Then Jael, Heber's wife, took a nail of the tent, and took an hammer in her hand, and went softly unte him, and smote the nail into his temples, and fastened it into the ground: (for he was fast asleep, and weary) so he died. And behold, as Barak pursued Sisera, Jael came out to meet him, and said unto him, Come, and I will shew thee the man whom thou seekest. And when he came into her tent, behold, Sisera lay dead, and the nail was in his temples. So God subdued on that day, Jabin the king of Canaan before the Children of Israel.

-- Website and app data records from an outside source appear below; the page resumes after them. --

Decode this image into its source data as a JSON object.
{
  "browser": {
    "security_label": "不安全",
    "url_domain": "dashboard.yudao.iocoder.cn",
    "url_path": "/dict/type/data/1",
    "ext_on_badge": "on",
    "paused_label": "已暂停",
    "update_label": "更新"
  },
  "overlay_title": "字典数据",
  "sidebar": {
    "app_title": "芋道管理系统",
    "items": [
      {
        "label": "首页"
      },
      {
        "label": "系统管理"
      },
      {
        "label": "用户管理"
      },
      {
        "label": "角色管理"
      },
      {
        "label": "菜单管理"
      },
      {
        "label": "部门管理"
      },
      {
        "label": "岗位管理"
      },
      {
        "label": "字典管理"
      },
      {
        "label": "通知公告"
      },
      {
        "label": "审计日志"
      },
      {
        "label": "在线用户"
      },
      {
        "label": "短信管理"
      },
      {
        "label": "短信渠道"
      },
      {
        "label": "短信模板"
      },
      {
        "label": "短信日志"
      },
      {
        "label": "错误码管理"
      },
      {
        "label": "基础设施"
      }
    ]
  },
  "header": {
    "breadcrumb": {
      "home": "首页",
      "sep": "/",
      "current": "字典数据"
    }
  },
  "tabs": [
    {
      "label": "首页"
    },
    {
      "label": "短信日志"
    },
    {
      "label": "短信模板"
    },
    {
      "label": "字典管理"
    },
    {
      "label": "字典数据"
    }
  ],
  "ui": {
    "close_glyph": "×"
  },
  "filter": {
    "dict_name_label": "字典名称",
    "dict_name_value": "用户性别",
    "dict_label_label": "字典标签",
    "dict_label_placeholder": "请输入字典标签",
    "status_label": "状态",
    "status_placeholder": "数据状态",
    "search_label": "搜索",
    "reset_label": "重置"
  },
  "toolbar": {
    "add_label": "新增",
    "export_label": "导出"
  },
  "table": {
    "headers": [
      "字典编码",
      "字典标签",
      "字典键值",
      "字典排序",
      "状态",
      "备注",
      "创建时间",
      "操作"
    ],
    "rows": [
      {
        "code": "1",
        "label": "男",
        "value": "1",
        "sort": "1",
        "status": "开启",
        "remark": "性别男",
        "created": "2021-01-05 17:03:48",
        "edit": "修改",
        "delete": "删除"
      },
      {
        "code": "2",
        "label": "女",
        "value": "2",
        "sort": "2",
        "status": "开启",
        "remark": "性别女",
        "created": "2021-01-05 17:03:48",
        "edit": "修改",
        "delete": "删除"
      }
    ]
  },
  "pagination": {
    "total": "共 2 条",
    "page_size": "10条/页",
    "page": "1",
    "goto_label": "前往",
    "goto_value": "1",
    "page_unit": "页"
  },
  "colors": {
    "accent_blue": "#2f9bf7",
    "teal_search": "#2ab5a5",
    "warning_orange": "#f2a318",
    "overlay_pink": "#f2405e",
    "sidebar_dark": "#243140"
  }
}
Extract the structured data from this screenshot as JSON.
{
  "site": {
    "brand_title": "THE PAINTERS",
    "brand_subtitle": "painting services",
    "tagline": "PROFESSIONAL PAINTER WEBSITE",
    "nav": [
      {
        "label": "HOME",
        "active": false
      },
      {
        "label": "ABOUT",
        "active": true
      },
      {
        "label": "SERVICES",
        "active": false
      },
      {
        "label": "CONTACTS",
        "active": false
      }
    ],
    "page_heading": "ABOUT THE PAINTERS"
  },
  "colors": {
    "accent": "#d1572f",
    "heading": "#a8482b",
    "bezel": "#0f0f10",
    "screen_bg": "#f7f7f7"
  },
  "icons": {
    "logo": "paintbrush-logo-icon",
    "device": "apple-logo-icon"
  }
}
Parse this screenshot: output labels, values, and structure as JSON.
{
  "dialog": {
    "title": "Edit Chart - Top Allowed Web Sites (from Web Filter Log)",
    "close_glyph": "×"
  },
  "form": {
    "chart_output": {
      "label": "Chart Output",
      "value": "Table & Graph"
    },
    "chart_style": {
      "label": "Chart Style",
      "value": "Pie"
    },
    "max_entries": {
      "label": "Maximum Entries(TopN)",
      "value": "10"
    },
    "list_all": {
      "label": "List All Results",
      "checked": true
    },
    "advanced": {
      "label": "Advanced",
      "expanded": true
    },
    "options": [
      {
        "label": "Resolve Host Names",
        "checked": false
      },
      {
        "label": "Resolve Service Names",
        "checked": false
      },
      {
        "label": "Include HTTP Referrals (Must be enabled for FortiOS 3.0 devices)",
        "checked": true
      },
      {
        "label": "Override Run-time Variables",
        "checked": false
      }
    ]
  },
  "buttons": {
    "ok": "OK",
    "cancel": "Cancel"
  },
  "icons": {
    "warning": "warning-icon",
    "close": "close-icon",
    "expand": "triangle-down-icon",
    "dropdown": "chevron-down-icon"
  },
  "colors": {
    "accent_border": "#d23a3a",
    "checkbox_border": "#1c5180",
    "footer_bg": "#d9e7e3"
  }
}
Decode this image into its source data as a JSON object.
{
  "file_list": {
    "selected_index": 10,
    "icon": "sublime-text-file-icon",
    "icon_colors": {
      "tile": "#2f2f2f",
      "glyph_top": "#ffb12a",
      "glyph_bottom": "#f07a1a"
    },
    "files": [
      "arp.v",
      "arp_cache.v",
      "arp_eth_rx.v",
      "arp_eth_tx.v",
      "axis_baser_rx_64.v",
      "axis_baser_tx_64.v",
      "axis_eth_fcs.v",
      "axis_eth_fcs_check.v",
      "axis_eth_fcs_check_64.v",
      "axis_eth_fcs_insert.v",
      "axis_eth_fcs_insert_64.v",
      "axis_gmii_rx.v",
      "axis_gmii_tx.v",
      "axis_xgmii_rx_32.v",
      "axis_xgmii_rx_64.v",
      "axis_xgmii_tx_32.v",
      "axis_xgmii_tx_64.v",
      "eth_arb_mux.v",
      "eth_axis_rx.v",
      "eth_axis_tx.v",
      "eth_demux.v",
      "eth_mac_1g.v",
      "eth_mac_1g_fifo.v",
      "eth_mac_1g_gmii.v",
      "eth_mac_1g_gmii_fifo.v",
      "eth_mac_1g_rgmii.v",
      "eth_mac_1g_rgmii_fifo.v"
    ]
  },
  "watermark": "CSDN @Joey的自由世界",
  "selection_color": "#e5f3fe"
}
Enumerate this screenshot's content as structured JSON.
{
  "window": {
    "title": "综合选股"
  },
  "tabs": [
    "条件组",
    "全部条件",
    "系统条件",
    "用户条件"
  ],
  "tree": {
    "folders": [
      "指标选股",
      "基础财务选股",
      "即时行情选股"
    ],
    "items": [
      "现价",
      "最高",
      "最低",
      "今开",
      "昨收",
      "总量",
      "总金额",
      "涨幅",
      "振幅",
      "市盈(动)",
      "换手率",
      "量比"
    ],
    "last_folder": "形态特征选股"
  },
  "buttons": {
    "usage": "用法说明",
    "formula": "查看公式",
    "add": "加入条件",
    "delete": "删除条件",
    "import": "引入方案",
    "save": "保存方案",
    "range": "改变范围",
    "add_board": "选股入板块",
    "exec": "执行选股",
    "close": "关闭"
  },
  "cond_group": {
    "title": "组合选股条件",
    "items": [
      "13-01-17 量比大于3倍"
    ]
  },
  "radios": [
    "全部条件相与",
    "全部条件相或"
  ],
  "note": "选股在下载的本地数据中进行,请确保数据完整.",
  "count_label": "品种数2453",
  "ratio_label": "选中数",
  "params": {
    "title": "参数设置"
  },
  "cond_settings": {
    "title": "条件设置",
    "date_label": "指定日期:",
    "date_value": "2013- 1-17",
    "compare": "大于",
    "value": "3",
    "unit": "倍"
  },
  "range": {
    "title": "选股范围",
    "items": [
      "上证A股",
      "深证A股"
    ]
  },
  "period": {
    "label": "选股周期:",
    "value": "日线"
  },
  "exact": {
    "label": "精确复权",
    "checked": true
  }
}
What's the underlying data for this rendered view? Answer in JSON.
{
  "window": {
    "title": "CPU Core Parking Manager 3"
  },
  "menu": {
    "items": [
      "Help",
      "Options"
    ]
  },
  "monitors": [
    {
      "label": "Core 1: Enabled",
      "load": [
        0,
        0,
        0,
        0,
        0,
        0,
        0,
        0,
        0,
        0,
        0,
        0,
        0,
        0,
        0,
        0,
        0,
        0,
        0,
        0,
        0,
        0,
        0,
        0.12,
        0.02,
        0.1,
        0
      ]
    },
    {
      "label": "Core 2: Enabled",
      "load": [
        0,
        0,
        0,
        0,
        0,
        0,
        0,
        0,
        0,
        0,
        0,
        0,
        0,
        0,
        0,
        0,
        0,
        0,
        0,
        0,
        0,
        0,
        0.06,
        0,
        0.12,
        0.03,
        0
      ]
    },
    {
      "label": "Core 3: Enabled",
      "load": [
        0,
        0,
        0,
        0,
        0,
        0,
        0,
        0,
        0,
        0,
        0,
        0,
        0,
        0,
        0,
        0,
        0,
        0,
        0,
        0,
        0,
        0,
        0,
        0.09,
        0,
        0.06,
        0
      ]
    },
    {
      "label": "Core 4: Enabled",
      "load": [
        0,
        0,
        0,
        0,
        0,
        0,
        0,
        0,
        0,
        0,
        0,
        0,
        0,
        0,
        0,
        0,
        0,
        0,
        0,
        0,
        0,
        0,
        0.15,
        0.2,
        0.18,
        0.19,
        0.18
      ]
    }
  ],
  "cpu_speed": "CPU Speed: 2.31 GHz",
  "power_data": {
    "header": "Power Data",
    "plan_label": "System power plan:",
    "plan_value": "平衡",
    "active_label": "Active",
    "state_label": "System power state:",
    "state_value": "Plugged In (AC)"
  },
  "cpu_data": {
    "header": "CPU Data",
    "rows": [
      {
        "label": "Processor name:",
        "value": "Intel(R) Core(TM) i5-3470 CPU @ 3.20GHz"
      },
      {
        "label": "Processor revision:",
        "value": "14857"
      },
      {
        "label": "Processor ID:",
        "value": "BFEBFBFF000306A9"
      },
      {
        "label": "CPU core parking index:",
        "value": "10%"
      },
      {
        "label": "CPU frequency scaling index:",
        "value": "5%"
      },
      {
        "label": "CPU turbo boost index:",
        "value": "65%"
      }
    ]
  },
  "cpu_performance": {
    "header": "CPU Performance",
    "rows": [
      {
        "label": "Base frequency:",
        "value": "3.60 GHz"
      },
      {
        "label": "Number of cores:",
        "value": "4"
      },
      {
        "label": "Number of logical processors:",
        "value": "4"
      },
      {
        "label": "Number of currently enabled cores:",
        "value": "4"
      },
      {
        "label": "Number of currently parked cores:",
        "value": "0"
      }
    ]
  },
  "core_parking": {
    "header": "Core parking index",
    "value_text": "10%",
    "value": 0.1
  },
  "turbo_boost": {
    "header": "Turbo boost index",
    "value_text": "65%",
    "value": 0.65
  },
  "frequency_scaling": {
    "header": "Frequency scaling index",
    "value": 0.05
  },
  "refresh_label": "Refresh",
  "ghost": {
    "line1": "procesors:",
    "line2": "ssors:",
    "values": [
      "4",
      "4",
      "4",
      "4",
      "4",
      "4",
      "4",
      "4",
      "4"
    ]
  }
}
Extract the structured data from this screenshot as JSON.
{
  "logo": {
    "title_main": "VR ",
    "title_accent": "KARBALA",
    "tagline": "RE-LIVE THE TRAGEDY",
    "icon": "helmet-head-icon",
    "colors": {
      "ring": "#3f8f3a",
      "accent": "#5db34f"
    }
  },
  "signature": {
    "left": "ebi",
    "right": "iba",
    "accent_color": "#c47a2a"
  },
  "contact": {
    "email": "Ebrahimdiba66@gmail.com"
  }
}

WHEN We consider how frequent, how violent, and how sudden are the transitions from condition to condition in human life, pride appears to be a mystery of folly, below contempt. To behold a rational being assuming consequence on an empty, unmeaning title; or from the possession of a little wealth, that bird of passage, eternally on the wing; or from beauty and strength, which accident or disease may blast in a moment, and which the lapse of a very few years certainly will impair; to behold a man putting confidence in princes, or feeding on the applause of a multitude; to hear him saying to himself, "Soul, take thy rest; thou hast much goods laid up for many years." My mountain standeth strong; I shall never be moved." All this is calculated to excite derision, not resentment; and when reason and experience ponder what the end may be, anger sinks into pity. Not only is frail man every moment at the mercy of a Being, almighty to save and to destroy; but the proudest and mightiest is every moment in the power of the weakest and meanest of his fellow-creatures. The tongue of the wretch whom thou despisest, may ruin thy reputation forever. The crawling insect in thy path is armed with deadly poison against thy life. That nodding wall threatens to crush thee to pieces. Arm thee at all points, as well as thou canst, malice or hatred, envy or revenge will still find some part unguarded; and bleeding to death, thou shalt find thou wert not invulnerable.
Those who are distinguished by their rank, their abilities, or their virtues, attract the notice of many observers, and create to themselves many open and many more secret enemies. The history of Sisera, the captain of the host of Ja bin, king of Canaan, is a striking illustration of most of these remarks. In him, we see a man rendered insolent by success, intoxicated with prosperity, betrayed into disgrace through confidence of victory, the dupe of confidence in his own strength, and then the victim of confidence, equally unwise, in the fidelity and attachment of a stranger. We behold him in the morning, advancing to the unequal conflict at the head of a mighty, and hitherto invincible host; in the evening, a bleeding corpse, fallen ingloriously by the hand of a
Deborah, the prophetess of Israel, having transfused the patriotic ardour of her soul into Barak, not only directs him what he should do, but offers herself as the companion of the expedition which she had planned. With ten thousand men of the tribes of Zebulun and Naphtali under his command, Barak